Use of next-generation data science platforms can help analyze all this data in real time for sophisticated descriptive, diagnostic, spatial and predictive analytics, enabling agencies to take a proactive, risk-based approach for population and individual health management. Following are a few guiding principles to adopt a next-generation data science platform to analyze data meaningfully and at scale:
- Cloud native to ensure platform scalability and elasticity
- Supports polymorphic data and polyglot storage
- Open architecture for agility and collaboration
- Unified data experience and ease of cross-agency data exchange
- Facilitates data exploration and encourages effective data stewardship
- Facilitates driverless data lifecycle management
- Invokes self-service analytics to empower data democratization
- Supports automated machine learning for rapid AI model development
- Disseminates AI-driven, next-best-action-oriented intelligence to all stakeholders in real time
CIOs must reimagine their role and become a champion of data and intelligence within the organization. Their vision and direction will be critical to ensure investments in scaling up of the existing data infrastructure to meet the challenges of the next wave. This means advocating for a data-driven culture across the organization, establishing security practices, assessing risk, designing data-management policies, institutionalizing best practices in data science model enablement, and encouraging collaboration between business leaders and interagency stakeholders.
Infosys Public Services and AWS have partnered to develop a self-service, AI-based advanced data analytics solution (Infosys DIA- Data Insights Actions Platform) that can help CIOs do the above. The platform is built using best-of-breed data science tools and AI techniques, and is designed as “Analytics in a Box.” The platform enables agencies to easily aggregate, manage, and analyze multi-modal data to generate the right intelligence and deliver the right interventions to the right people, at the right time, for improved outcomes.
To disseminate rapidly changing COVID information, the DIA platform has been extended with AI-based digital health advisors. These digital advisors can access up-to-date information from reliable sources like the CDC and the WHO, and leverage various artificial intelligence techniques such as natural language understanding and processing, machine learning, neural ontology, and emotional intelligence to engage people meaningfully, address their queries accurately, and enable staff to focus on strategic initiatives.

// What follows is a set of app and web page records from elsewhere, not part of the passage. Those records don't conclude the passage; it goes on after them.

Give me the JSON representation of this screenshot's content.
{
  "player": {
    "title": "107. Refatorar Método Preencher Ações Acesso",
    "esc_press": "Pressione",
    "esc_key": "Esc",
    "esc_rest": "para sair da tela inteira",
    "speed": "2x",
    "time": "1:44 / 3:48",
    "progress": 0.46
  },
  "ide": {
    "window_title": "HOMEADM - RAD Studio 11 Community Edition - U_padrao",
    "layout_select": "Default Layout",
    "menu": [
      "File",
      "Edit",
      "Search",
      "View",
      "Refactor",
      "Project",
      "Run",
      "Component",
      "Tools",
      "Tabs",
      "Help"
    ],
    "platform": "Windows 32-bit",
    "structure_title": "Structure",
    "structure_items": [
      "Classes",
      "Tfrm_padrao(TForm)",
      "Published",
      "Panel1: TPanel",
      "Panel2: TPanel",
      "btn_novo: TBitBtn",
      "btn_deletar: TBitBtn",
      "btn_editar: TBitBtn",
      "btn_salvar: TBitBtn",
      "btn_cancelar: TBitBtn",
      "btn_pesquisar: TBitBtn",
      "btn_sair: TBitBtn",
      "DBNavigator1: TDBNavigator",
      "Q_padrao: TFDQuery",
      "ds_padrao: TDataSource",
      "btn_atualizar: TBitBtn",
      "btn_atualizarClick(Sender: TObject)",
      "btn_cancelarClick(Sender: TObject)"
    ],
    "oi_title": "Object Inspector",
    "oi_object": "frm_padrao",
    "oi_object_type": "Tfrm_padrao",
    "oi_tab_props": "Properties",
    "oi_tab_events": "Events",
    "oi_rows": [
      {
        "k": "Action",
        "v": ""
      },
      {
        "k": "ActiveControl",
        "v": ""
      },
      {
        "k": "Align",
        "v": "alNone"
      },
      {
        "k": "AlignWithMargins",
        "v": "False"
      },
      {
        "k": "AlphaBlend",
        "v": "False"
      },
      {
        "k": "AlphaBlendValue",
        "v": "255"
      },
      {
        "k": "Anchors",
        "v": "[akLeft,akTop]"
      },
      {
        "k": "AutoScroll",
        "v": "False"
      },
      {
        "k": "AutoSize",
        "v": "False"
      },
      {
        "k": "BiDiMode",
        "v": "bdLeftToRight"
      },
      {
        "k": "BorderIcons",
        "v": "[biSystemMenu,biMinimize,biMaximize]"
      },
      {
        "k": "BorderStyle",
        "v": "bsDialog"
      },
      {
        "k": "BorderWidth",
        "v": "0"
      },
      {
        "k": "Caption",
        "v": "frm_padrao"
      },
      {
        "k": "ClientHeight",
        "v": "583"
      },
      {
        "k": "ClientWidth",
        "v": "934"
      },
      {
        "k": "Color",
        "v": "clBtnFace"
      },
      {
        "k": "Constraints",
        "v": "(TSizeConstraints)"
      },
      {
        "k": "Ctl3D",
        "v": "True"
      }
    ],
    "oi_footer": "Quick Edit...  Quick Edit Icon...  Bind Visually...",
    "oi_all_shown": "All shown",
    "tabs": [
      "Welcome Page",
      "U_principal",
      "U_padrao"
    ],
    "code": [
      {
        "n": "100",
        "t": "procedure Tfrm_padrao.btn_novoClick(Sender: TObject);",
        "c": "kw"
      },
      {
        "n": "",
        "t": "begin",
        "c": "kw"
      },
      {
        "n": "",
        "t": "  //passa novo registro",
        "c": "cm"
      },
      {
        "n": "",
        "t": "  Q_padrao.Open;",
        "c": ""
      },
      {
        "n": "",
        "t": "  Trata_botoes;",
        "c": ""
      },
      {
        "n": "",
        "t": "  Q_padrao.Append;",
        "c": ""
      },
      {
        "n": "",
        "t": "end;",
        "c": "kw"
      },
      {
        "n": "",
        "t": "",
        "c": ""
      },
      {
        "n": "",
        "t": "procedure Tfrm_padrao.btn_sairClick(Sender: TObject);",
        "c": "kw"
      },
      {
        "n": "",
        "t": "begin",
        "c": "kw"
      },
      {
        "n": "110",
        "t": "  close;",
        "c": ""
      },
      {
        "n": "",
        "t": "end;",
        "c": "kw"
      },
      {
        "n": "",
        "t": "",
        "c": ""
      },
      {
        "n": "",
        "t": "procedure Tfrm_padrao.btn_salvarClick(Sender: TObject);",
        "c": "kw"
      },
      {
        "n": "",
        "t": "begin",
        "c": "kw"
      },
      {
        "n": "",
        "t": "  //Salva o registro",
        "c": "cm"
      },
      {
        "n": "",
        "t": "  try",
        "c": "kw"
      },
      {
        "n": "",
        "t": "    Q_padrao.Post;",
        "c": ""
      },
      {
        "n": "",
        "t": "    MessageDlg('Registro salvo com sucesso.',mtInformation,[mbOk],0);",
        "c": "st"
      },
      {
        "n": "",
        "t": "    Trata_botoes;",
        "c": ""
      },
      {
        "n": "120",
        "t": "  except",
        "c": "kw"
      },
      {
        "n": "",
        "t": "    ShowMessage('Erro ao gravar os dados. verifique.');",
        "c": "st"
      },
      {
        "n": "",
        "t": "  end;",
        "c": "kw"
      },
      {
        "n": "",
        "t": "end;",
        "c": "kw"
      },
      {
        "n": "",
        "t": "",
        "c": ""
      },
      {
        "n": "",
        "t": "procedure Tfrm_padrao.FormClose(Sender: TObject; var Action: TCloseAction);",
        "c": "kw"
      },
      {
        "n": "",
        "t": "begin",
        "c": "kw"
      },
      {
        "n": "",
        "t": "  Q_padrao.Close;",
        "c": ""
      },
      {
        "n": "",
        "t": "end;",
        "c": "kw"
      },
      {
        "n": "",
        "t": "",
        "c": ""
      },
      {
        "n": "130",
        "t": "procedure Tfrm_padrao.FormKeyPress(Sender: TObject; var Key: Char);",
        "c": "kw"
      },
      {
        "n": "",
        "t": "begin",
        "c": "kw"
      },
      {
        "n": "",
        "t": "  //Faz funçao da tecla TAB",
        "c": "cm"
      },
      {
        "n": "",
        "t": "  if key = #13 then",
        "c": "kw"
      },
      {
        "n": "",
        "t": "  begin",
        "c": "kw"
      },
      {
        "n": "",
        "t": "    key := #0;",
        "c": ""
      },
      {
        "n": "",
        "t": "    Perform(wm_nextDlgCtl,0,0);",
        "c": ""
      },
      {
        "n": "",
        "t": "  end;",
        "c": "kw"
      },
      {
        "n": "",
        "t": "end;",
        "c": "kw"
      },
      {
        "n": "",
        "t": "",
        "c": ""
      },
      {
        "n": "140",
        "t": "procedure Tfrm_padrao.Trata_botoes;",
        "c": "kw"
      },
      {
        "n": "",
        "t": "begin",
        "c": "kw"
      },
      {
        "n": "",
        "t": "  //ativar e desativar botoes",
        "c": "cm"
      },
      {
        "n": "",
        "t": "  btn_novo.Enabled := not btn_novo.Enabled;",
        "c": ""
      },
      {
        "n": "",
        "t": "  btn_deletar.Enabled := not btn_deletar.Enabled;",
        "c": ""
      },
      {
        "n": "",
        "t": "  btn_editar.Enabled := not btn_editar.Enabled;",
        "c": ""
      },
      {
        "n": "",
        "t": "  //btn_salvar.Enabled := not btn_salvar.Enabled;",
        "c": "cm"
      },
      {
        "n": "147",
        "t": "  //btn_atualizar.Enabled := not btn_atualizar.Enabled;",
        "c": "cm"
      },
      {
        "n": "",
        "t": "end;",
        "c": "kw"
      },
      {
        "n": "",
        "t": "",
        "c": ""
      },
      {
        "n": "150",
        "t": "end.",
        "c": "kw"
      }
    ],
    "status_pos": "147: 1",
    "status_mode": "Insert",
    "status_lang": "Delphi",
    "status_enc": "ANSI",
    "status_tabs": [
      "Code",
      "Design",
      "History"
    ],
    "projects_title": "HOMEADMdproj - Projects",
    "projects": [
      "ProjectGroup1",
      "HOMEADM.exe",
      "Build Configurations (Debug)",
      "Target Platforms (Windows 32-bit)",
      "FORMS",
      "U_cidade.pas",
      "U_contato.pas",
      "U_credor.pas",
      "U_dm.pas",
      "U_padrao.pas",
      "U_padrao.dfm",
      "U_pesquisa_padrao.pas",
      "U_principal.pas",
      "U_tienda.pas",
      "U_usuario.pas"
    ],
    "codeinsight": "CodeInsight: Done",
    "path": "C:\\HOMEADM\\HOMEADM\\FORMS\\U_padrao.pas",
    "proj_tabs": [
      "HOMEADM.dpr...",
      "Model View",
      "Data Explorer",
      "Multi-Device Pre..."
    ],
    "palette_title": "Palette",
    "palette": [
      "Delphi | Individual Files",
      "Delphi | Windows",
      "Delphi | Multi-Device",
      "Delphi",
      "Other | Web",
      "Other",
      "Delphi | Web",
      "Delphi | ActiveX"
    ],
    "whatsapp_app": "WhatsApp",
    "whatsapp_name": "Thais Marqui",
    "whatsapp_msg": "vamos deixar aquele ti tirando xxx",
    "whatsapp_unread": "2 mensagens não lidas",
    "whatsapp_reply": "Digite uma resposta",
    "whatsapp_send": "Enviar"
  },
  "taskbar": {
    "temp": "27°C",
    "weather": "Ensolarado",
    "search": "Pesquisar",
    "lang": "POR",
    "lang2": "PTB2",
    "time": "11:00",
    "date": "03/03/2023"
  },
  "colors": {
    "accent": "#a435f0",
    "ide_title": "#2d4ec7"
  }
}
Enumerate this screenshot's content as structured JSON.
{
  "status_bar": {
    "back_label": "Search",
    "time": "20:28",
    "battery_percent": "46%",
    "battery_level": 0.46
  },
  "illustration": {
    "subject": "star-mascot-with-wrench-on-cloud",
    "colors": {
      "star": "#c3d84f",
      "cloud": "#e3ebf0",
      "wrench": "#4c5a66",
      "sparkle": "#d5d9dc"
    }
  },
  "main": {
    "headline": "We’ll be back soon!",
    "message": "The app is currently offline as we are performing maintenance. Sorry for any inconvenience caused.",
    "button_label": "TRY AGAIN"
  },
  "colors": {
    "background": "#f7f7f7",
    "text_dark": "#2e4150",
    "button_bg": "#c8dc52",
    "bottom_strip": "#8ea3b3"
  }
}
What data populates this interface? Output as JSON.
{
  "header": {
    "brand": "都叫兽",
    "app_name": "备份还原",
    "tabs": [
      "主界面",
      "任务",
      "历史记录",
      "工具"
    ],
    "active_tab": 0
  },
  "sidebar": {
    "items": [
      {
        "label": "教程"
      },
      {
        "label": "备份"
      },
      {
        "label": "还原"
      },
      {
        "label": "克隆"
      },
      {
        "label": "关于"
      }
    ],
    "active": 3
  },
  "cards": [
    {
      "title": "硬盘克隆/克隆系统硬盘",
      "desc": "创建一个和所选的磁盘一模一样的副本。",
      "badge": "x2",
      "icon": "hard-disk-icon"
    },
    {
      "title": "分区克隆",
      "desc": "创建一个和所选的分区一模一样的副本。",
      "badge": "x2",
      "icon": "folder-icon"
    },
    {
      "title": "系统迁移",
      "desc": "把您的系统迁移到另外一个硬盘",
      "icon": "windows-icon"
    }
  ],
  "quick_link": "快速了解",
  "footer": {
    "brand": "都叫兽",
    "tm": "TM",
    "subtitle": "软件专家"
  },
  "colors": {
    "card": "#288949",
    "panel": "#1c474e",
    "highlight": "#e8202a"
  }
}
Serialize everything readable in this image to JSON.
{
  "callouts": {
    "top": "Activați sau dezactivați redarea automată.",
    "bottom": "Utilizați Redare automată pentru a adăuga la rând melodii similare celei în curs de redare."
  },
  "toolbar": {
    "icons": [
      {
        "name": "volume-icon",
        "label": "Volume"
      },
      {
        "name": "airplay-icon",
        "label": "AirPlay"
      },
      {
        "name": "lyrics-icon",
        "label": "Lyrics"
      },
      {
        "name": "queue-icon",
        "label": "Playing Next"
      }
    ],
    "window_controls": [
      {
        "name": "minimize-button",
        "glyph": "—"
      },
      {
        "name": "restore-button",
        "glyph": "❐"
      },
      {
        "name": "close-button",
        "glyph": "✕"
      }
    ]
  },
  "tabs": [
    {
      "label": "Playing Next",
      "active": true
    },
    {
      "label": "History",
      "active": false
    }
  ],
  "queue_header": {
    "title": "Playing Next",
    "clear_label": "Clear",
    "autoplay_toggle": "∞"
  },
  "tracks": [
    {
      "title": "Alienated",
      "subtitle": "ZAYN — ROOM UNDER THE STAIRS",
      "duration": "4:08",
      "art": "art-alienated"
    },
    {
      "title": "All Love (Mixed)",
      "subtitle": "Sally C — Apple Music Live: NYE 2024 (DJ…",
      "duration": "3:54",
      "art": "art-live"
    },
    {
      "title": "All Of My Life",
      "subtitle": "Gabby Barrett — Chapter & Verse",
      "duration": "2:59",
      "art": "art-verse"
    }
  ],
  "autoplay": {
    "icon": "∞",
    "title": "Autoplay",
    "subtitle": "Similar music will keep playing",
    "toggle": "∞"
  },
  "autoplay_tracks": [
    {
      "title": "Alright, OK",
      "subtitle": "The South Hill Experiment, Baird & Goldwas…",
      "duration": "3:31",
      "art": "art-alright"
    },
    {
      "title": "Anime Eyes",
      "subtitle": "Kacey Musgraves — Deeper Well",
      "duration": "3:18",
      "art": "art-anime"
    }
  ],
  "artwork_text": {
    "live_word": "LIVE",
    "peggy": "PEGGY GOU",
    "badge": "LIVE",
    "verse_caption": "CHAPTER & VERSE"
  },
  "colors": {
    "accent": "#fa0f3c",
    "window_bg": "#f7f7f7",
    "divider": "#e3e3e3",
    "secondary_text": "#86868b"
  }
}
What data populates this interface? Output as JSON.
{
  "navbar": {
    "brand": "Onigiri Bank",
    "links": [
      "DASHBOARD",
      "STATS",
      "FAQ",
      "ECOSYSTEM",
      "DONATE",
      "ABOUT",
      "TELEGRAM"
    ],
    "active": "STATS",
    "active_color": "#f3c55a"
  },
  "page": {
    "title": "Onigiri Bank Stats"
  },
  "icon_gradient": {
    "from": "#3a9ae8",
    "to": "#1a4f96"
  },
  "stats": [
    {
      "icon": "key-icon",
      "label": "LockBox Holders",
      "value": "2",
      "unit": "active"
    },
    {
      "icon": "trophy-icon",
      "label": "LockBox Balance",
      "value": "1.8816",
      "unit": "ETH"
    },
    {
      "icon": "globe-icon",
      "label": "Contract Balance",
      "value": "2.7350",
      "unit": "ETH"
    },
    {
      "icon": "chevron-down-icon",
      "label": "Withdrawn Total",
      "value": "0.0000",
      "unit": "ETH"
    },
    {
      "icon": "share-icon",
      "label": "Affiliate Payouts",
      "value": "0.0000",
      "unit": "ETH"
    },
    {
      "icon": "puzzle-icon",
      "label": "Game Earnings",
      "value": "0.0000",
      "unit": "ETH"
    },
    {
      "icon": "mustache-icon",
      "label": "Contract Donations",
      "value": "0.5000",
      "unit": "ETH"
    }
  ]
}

Future waves of the novel coronavirus are a certainty. Effective vaccines are still likely to be 12 to 18 months away from being available. No evidence exists yet of any herd immunity towards the virus. Health care system CIOs must act now to strengthen their data and analytics systems because the right data sets (an ideal combination of clinical and non-non-clinical), the right insights, and the right actions (pharmaceutical and non-pharmaceutical) can reduce the spread of the virus and mitigate its impact on public health, business operations, and the economy.